Bruce Rauner, the millionaire financier seeking the Republican nomination for governor next year, plans to be the hard hand against organized labor. On his campaign website, he claims that “government union bosses and trial lawyers run this state.” Just how hard a hand he wants to wield is indicated by this excerpt from an interview with Chicago magazine’s Carol Felsenthal:
What do you think of Chicago Teacher’s Union president Karen Lewis?
I don’t have a problem with Karen personally. She’s doing her job well—too well. We have to understand that the agenda of union bosses is not the agenda of taxpayers. When the union has the nuclear weapon of a strike—when they hold that threat over the community—that’s untenable.
In other words, Rauner does not believe in the right to strike.
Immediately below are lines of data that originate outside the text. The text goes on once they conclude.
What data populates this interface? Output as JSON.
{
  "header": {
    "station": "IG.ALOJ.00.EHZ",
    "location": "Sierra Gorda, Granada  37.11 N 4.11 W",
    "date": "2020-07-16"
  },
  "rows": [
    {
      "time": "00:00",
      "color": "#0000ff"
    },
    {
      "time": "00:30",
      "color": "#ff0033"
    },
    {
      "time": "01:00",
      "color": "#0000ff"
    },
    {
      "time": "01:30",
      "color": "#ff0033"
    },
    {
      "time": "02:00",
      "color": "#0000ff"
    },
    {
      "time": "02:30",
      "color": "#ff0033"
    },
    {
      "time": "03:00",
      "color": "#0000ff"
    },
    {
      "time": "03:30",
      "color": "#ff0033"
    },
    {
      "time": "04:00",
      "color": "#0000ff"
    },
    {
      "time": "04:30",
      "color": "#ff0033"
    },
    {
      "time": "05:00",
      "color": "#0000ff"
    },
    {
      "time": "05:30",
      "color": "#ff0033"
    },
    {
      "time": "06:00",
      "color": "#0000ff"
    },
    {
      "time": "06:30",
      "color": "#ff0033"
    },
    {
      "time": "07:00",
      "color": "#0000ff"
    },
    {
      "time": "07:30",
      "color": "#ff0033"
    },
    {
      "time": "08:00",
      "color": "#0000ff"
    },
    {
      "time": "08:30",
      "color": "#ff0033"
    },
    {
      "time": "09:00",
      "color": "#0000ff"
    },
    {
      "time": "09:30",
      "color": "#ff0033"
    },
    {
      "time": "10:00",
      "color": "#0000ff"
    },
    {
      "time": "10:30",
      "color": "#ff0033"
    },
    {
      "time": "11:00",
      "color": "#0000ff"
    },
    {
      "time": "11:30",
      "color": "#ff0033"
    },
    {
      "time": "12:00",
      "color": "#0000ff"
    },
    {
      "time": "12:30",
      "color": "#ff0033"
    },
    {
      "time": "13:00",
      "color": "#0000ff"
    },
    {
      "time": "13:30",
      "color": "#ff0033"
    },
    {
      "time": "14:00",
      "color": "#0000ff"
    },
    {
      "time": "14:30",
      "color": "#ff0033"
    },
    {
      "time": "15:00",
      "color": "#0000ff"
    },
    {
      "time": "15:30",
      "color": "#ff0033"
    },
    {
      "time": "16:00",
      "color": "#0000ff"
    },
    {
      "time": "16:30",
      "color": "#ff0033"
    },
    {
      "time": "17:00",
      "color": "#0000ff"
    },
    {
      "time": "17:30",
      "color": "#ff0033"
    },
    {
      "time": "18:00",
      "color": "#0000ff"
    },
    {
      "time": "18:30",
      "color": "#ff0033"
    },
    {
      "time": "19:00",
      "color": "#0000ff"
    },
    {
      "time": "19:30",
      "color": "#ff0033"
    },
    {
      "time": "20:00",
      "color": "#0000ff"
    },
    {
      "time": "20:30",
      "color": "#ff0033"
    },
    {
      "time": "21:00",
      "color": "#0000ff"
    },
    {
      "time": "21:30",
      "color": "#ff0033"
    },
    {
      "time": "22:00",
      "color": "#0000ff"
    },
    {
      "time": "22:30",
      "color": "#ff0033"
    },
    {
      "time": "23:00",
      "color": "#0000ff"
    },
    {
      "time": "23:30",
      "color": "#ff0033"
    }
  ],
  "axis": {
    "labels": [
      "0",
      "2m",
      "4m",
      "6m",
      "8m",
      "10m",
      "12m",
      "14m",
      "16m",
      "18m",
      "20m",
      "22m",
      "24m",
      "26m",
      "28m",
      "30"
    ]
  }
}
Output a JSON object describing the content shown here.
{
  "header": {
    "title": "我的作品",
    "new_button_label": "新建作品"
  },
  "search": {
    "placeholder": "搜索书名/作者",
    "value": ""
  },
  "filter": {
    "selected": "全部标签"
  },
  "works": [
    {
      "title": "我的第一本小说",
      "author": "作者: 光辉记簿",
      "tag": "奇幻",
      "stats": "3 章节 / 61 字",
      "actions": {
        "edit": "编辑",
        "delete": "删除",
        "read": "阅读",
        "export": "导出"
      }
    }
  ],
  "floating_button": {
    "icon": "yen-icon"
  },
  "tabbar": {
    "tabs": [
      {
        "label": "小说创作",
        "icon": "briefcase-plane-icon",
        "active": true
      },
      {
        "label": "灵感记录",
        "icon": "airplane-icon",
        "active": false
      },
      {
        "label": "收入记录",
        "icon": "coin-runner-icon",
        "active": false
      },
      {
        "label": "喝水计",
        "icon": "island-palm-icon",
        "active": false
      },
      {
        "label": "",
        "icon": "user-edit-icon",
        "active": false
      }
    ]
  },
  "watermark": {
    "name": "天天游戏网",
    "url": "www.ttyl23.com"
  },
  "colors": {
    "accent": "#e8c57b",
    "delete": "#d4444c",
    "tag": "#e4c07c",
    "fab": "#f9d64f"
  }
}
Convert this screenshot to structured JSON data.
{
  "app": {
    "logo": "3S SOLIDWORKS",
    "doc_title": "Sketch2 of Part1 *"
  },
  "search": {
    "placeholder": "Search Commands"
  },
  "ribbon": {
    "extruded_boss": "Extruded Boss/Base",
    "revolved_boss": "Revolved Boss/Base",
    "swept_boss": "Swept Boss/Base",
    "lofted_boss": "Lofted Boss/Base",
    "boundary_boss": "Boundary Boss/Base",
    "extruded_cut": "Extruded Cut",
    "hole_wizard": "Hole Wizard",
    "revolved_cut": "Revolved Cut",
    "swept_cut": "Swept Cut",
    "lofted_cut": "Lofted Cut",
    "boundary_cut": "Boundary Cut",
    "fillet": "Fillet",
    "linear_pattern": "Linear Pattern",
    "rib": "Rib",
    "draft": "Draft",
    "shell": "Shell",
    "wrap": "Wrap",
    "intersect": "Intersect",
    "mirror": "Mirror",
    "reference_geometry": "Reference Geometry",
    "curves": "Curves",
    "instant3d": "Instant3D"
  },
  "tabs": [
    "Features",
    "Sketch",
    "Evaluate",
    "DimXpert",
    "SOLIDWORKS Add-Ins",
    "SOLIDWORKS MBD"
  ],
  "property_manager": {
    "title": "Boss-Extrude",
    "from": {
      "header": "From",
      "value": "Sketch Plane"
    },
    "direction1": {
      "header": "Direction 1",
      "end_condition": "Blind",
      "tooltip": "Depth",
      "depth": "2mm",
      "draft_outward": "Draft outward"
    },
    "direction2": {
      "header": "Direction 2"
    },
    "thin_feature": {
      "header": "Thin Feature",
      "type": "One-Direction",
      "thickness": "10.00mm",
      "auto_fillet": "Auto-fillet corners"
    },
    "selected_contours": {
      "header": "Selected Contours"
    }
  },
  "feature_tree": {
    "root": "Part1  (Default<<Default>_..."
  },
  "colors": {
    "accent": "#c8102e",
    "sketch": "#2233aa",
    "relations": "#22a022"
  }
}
And without the right to strike, unions have no rights at all. This would no doubt be fine with Rauner, who elsewhere in the interview expresses his admiration for Wisconsin Gov. Scott Walker, who stripped his state’s public employees of their right to bargain collectively.
Calling a strike a union’s “nuclear weapon” implies that it will destroy its target completely. That’s not only hyperbole, it exaggerates the fact that a strike is a union’s only weapon. Unions bargain for their members’ labor. Withholding that labor is not a union’s “nuclear” weapon. It’s a union’s only weapon. Saying its existence is untenable is telling teachers “you’ll work under the conditions and for the wages we dictate -- or you won’t work at all.”
Even if Rauner is elected, the Democratic Party has a lock on the General Assembly, guaranteed to last until at least 2023. He’ll never be able to pass a law curtailing teachers’ right to strike. But he’s telling his big-business campaign contributors what they want to hear.